BY: SIDONIA CANNON STAFF WRITER
“Every society, all government, and every kind of civil compact therefore, is or ought to be, calculated for the general good and safety of the community.” – George Mason
Take the words of our founding father and namesake to heart. In the wake of the recent coronavirus outbreak, safety is of the utmost importance; however, it shouldn’t have to be sacrificed for the sake of democracy. The U.S. is faced with a new challenge: ensuring the health of the public while maintaining voter participation. Mail-in voting is the best way to balance health and democracy.
In addition to the obvious public health benefits, voting by mail is a much more relaxed process — which, in a time of high stress, is warmly welcomed. Waiting in long lines and rushing to fill out a ballot in a stuffy church basement can’t hold a candle to voting in your dining room while sipping a cool glass of sweet tea. Also, practicing your civic duty at home gives you the opportunity to research and think over candidates on the spot. The only thing better than a voter is an informed voter.
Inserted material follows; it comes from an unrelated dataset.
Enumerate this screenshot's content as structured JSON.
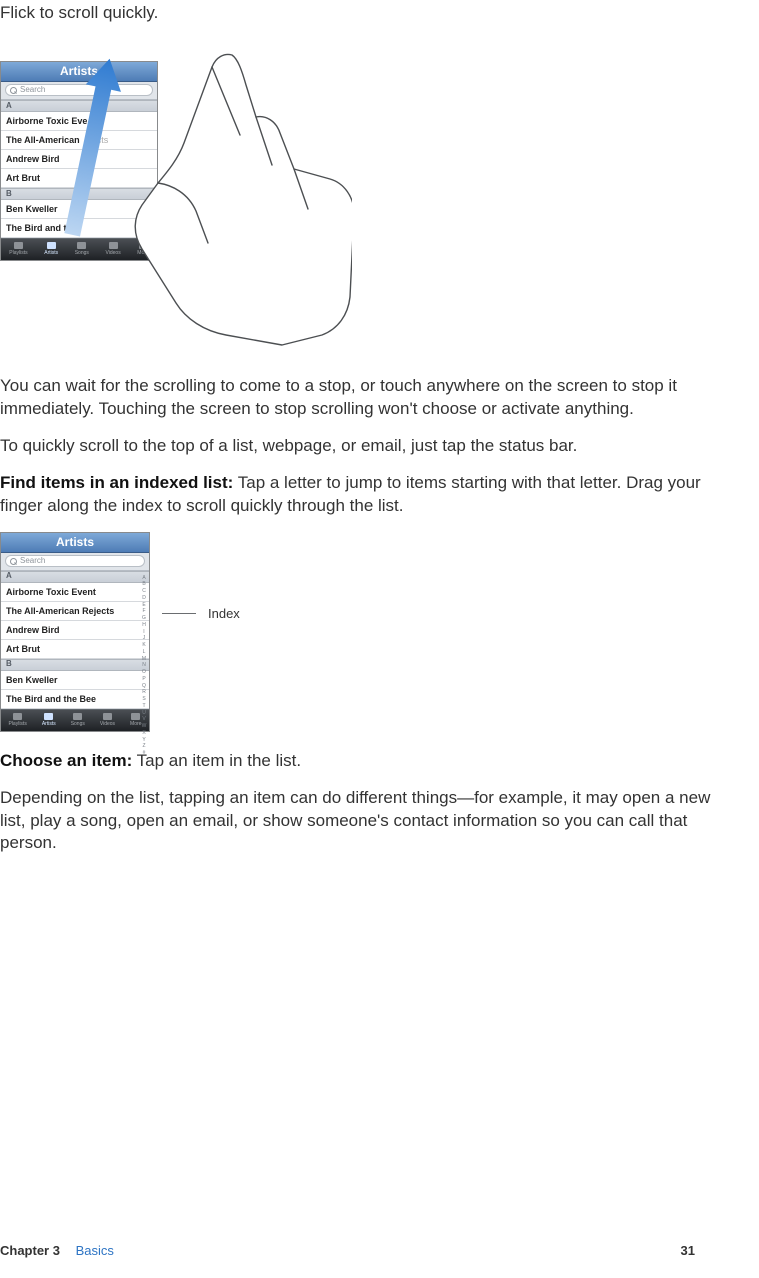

Some worry, though, about mail-in voting’s potential problems: lack of infrastructure and voter fraud. Mail-in voting is not a novel idea. In fact, five states already do so: Colorado, Hawaii, Oregon, Utah and Washington. They’ve already paved the way for the rest of the country to follow suit.
Ohio Secretary of State Frank LaRose and Maryland Governor Larry Hogan have called for the expansion of absentee ballots and all-mail voting for upcoming elections. Virginia Governor Ralph Northam signed a bill into law last Sunday which allows citizens to vote absentee without providing an excuse.
Additionally, Congress is working to expand the nation’s absentee ballot systems. Senators Amy Klobuchar and Ron Wyden recently introduced the Natural Disaster and Emergency Ballot Act of 2020 to Congress. The act ensures 20 days of early in-person voting and no-excuse absentee vote-by-mail in addition to funding for the associated costs.
While governments are preparing for mail-in elections, some still worry about ballot security. After the North Carolina 2018 fiasco, when the election results were overturned by the state after an investigation into absentee ballot fraud, it’s understandable why many have grown wary of absentee ballots. However, this type of fraud is highly uncommon.
“Election fraud committed with absentee ballots is more prevalent than in person voting but it is still rare,” said Richard L. Hasen, a professor of law and political science at the University of California, Irvine School of Law. Additionally, a News21 database shows that between 2000 and 2012 there were only 491 reported prosecutions of absentee ballot fraud out of the billions of votes cast.
Despite these worries, Americans are strongly in favor of mail-in voting. In fact, a 2020 Reuters/Ipsos poll found that the majority of Americans support mail-in voting in order to curb further spread of COVID-19.
Additionally, the Virginia Department of Elections is encouraging residents to vote by mail to “protect their health during [the] COVID-19 outbreak.” Find the link to apply for an absentee ballot here.
In a time of uncertainty, we Americans must heed the warnings of health officials and stay at home while still exercising our right to vote. We are civically engaged Patriots, whether we are casting our vote at the polls or from the safety of our homes. So, know that by doing your part to keep the community safe and democracy alive, George Mason would be proud.